Menu  back

An attempt has been made to use computer simulations to explain how gas planets, rocky terrestrials and ice planets could have been formed. It is still an open question how a disc of dust (as allegedly surrounded our sun) could have accumulated to create planets. The known gravity is insufficient to accomplish this. Moreover, the orbits of the planets and moons in our solar system do not have a random structure, but they follow exact mathematical laws.

The process of a supernova explosion, in which a star such as the sun develops and heavy elements such as iron, nickel, and lead are formed, can be simulated. It is also possible to calculate how a gas and dust disc could have been formed. However, it is still unclear and highly controversial whether planets could have formed from such a gas and dust disc and how that could occur (1).

Gas planets:

Computer simulations of the formation of our solar system showed that gas planets do not form in a disc surrounding a star, because the gravity is far below the limit required for accumulation of the gas.  Jupiter’s mass is approximately 1,000 times less than the sun. If it is not possible even for the sun to accumulate by gravity, it is even less imaginable that the mass of Jupiter would suffice to accumulate. According to theory, a number of supernova explosions would have been required to achieve it.

Rocky terrestrials:

To explain the formation of rocky terrestrials, it has been proposed that a number of meteorites could have been aggregated. However, meteorites do not consist of dust, but rather solid rock or iron. Moreover, the meteorites themselves have too little gravity to accumulate. 

Ice planets:
The development of ice planets is even more difficult to explain. They would have to manage with very little material so that accumulation would require an extremely long time.

Precious metals on Earth:

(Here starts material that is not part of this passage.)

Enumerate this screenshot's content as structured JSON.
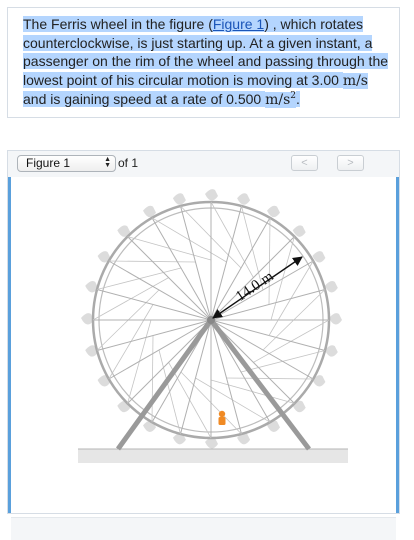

According to the common theory on formation of the Earth’s crust, there should be no precious metals on the surface of the Earth. Precious metals such as gold, platinum, and iridium join under certain conditions readily with iron. Therefore, they would have migrated slowly during the molten state into the iron-rich core during the hot primordial period which existed allegedly for a million years.

In order to support the conventional model of development of our planet, it has been proposed that all deposits of precious metals close to the surface originated from impacts of metallic meteorites (2).  The conventional model of development of the planetary system is rarely questioned.

These 56  |  Menu


(1) Alex Williams, John Hartnett, Dismantling the Big Bang, Master Books, 2006, page 151-155.
(2) Gerhard Schmidt, at European Planetary Science Congress 2008 in Münster, 22 Sept., 2008.

Comment this Site!